MAY 20 This post in Gambit tells of a benefit concert scheduled to raise money for the 19 people shot during a Mother's Day second line on Frenchmen Street in NOLA. Among them was Gambit blogger Deb Cotton, who spoke frequently about violence in the city and reported on the city's second line culture. Gambit's foundation, along with other NOLA non-profits, also is selling t-shirts to raise money for the victims.
MAY 20 Blogger Robert Mann is critical of the personal interest some legislators take in their work here, sharing the comments one NOLA solon made in explaining his decision to vote against a bill that would require people to stop discriminating against female workers. His wife might lose some salary, so he was going to have to vote against the equal pay bill, Conrad Appel said. Appel and everyone who heard him should have been ashamed, but they weren't, and that's what is wrong in that building, Mann argues.
MAY 20 American Press columnist Jim Beam writes about the budget again here, urging kudos for the House and its efforts to try to fix the budget as opposed to passing on a flawed and messy rubber-stamped document as it usually does. The Senate already is poo-pooing the effort, but instead Senators should be trying to find a way to improve it as well, Beam argues. He also has some predictions in here from LABI and CABL.

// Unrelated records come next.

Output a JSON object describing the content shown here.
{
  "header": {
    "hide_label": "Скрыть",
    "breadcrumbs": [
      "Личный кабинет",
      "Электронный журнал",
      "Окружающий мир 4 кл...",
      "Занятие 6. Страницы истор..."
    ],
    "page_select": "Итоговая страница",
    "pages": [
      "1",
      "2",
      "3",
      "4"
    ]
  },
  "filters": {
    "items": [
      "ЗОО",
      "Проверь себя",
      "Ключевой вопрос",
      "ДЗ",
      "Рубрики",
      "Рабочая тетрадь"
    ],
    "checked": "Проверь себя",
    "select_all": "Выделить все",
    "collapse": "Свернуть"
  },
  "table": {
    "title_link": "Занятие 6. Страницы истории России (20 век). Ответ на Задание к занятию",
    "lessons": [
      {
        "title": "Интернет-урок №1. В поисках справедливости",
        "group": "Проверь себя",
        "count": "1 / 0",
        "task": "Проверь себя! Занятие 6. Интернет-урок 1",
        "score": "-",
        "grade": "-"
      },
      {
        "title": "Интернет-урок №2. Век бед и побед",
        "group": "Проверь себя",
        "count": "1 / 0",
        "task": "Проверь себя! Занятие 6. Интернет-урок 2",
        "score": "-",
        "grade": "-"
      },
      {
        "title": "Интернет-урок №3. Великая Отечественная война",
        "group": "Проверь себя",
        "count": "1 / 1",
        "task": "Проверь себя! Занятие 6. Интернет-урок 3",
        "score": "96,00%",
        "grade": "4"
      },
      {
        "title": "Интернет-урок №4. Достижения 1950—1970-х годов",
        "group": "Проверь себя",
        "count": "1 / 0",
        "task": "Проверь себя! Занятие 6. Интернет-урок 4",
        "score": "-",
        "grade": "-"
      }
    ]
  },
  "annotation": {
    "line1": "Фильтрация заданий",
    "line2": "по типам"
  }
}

MAY 20 Here's a link to the photo gallery from Tulane's graduation this past weekend. Dr. John and Allen Toussaint played together and received honorary degrees. The Dalai Lama was so entranced by their performance he got up from his seat and walked across the stage to stand next to them. He even participated in a second line with his own personal, saffron-colored umbrella. To the graduates, he urged them to think about creating a peaceful, hopeful life and society.
MAY 20 This Picayune story questions the rhetoric of NOLA officials who say the city, aside from having a "murder problem," is safe. The talking points generally are that the criminals are killing each other, but everything else is OK. The police chief there says that even Lafayette is more dangerous than NOLA. But crime experts interviewed here say that NOLA's numbers indicate one of two things: either people are so used to violence they don't report it, or somebody's "fudging the numbers."
MAY 20 The Advocate's Mark Ballard writes about some of the background maneuvering that took place during the development of budget alternatives in the Legislature. From Rep. Joel Robideaux being called a "tax and spend liberal" to robo-call influence, Ballard lets us in on some of the work that happens behind the scenes but usually doesn't make it into the Advocate's daily coverage of the session.
David Calhoun and Elizabeth “EB” Brooks are the first two employees of Lafayette Central Park Inc., the nonprofit charged with turning Lafayette Consolidated Government’s 100-acre Johnston Street Horse Farm property into a passive public park. Calhoun was named executive director, and Brooks is director of planning and design.
There will soon be a whole lot of shakin’ going on at Benny’s Sportshack Supplement Depot, a new concept by Opelousas native Benny Nele. Located at 2002 Johnston St., the supplement shop, smoothie bar and café, featuring hot off the press paninis and wraps, plans to open in late May.